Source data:
= = = = = = =

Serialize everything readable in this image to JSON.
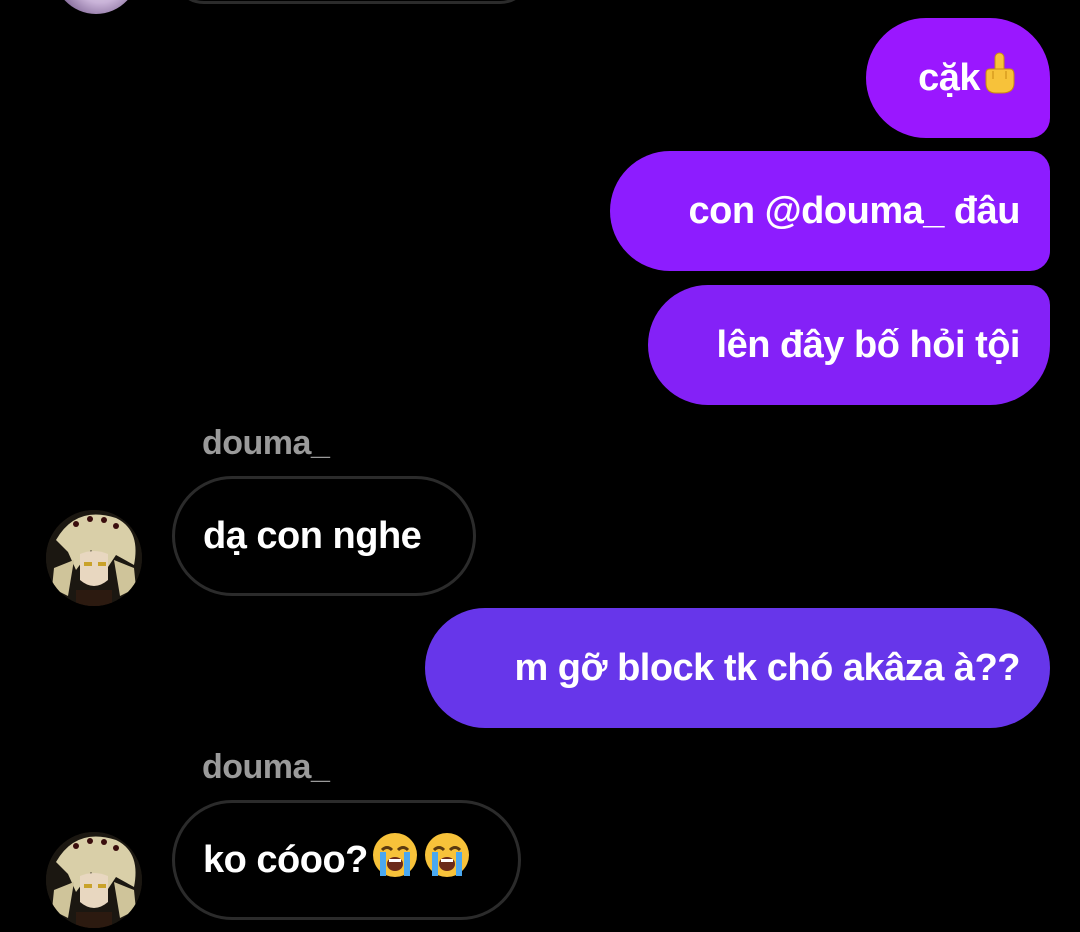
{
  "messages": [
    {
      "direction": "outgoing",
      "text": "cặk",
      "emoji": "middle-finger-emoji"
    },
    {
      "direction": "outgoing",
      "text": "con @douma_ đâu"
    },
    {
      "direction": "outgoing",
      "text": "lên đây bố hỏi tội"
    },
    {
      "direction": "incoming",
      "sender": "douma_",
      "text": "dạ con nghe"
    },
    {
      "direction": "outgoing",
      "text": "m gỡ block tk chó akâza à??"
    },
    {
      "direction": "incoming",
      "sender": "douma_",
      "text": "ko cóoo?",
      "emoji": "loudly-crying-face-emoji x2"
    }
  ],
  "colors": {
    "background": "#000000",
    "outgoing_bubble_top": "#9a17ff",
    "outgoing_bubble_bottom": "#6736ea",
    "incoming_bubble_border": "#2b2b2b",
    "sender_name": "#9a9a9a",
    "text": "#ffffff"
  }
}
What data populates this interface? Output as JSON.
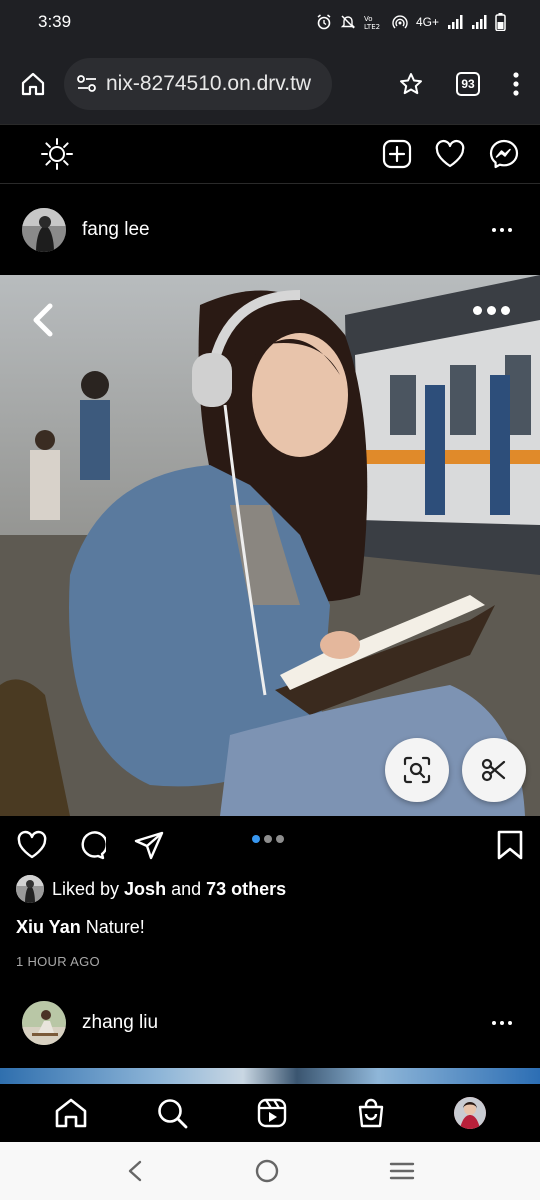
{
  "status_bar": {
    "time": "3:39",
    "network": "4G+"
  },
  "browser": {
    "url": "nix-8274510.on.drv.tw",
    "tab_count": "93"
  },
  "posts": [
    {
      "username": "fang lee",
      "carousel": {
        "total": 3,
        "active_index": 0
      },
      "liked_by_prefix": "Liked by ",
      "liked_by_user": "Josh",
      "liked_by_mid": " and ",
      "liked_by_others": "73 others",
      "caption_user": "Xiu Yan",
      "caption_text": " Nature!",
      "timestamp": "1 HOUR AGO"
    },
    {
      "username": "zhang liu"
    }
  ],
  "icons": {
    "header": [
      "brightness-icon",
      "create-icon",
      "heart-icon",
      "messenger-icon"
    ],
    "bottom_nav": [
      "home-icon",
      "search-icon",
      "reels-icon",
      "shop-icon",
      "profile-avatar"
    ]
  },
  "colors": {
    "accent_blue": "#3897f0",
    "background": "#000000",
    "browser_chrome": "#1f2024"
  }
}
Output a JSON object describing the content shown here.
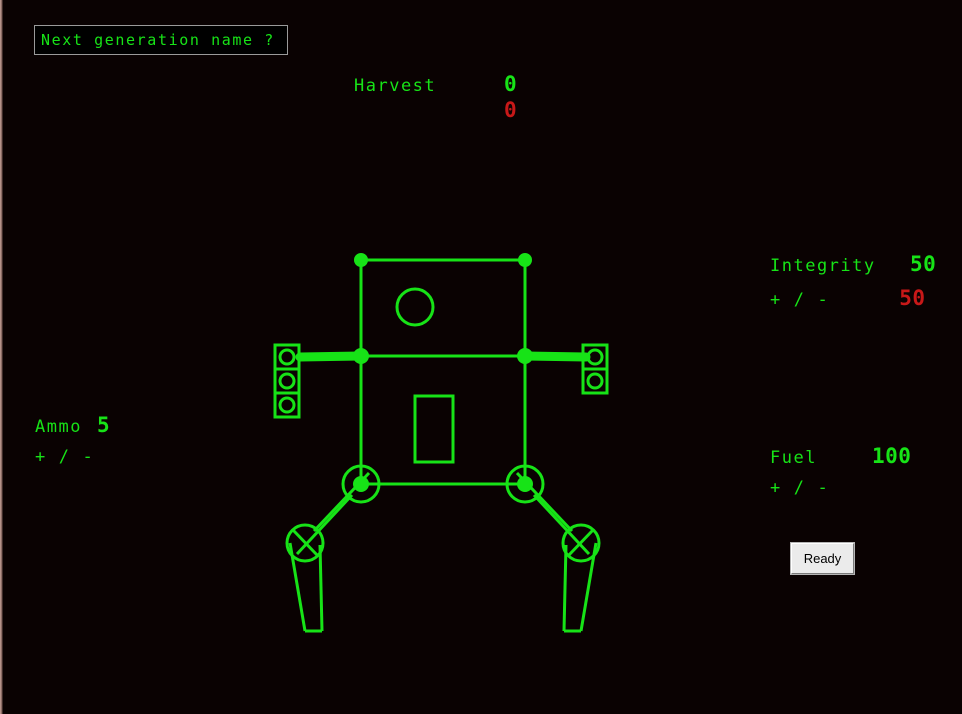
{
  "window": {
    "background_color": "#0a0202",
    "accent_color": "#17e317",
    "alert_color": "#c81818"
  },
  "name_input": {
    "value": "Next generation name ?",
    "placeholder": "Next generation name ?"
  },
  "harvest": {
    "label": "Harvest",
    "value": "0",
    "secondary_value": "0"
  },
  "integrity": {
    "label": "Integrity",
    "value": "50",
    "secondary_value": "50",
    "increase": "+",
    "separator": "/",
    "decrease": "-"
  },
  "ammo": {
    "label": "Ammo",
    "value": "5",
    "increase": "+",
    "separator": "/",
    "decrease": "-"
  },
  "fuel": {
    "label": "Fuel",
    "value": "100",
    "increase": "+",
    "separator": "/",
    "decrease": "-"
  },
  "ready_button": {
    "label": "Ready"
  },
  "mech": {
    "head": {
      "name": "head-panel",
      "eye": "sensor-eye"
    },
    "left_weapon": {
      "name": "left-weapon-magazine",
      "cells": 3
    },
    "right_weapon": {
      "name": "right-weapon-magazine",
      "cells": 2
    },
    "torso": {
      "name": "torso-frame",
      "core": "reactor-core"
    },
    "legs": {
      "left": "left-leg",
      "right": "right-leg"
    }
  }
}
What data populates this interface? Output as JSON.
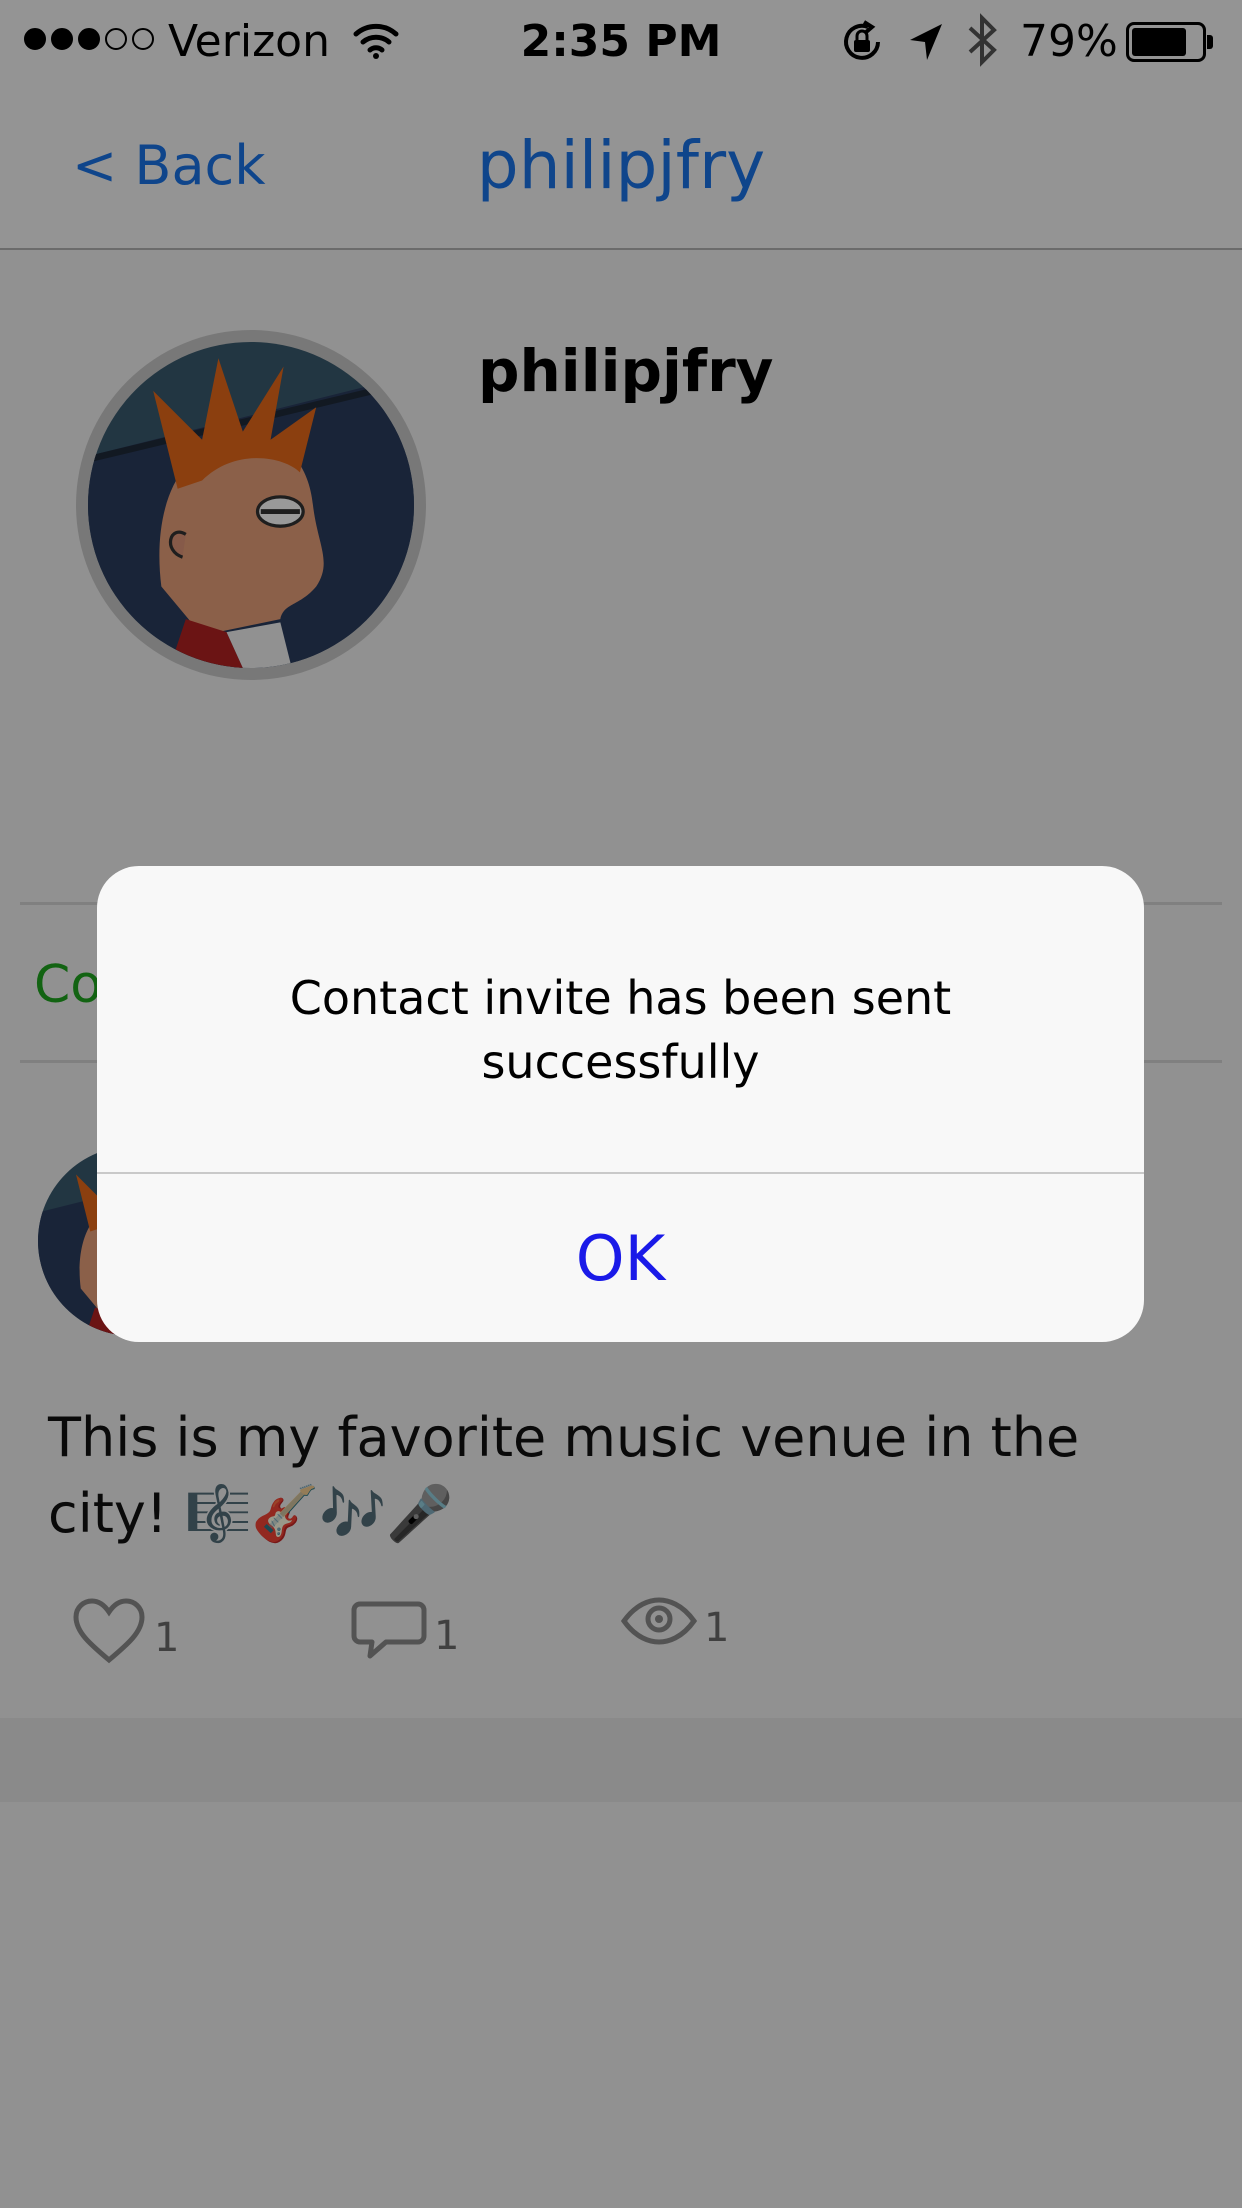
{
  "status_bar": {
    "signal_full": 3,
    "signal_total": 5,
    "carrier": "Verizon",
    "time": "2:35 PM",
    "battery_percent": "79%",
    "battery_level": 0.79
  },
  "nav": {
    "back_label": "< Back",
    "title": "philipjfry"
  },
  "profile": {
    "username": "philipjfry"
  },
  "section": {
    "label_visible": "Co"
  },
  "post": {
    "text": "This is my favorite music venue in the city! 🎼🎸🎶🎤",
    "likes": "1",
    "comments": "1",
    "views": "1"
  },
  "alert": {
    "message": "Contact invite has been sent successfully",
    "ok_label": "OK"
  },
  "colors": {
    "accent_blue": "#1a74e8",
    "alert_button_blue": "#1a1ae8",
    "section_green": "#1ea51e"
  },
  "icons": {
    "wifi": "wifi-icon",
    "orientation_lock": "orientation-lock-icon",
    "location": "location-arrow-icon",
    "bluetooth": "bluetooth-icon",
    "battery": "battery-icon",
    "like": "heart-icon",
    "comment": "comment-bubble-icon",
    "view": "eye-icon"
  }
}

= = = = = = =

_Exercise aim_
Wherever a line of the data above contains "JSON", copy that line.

_Response area_
Serialize everything readable in this image to JSON.
What data populates this interface? Output as JSON.
Output a JSON object describing the content shown here.
What data populates this interface? Output as JSON.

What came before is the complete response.